App and web page records:
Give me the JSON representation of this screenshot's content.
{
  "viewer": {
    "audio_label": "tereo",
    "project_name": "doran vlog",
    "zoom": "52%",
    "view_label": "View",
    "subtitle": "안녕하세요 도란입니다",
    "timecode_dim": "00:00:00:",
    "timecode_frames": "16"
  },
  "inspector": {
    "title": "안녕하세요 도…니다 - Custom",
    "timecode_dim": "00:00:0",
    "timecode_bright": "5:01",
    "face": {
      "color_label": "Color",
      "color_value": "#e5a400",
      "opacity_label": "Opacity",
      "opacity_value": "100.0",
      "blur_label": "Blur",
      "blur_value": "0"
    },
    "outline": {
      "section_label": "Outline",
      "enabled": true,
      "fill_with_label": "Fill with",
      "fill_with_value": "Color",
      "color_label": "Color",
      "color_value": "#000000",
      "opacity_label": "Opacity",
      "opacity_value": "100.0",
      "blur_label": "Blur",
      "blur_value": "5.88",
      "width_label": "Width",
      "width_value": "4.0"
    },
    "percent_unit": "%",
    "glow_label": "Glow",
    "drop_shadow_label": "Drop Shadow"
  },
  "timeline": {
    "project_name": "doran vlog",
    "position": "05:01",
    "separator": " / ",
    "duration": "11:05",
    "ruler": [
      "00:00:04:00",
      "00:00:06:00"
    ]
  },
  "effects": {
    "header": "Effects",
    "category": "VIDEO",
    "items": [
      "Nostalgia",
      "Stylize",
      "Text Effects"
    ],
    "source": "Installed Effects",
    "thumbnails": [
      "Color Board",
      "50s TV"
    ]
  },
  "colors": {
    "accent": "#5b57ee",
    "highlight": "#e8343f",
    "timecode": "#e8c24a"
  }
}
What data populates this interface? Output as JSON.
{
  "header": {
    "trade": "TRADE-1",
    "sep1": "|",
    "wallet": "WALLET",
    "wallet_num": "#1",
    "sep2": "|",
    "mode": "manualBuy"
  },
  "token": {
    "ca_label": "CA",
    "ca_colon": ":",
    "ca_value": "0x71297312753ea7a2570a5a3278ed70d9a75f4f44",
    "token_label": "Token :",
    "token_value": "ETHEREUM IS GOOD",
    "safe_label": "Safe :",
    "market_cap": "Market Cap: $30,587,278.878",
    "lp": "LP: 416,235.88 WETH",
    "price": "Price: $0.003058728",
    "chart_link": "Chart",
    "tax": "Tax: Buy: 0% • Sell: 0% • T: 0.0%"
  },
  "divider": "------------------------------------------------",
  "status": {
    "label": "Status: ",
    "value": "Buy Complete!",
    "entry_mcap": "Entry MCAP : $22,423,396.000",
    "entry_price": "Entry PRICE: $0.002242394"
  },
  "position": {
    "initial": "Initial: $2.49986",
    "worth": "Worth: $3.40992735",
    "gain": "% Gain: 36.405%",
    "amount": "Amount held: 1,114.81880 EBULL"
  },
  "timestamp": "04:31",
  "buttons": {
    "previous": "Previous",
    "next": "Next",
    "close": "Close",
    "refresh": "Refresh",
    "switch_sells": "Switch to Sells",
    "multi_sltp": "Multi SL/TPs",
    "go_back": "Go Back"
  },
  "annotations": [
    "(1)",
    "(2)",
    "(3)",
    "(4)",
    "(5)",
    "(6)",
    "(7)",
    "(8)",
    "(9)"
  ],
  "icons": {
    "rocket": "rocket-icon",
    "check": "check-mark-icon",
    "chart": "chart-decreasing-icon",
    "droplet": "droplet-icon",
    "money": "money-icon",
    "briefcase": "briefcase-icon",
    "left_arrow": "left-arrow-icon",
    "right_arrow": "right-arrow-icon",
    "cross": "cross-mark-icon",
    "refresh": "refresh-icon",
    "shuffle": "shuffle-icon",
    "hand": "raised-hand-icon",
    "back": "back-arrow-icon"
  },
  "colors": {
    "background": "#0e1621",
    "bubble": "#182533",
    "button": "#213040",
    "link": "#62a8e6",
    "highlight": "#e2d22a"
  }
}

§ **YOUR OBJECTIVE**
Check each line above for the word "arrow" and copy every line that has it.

§ **THE COMPLETED TASK**
    "left_arrow": "left-arrow-icon",
    "right_arrow": "right-arrow-icon",
    "back": "back-arrow-icon"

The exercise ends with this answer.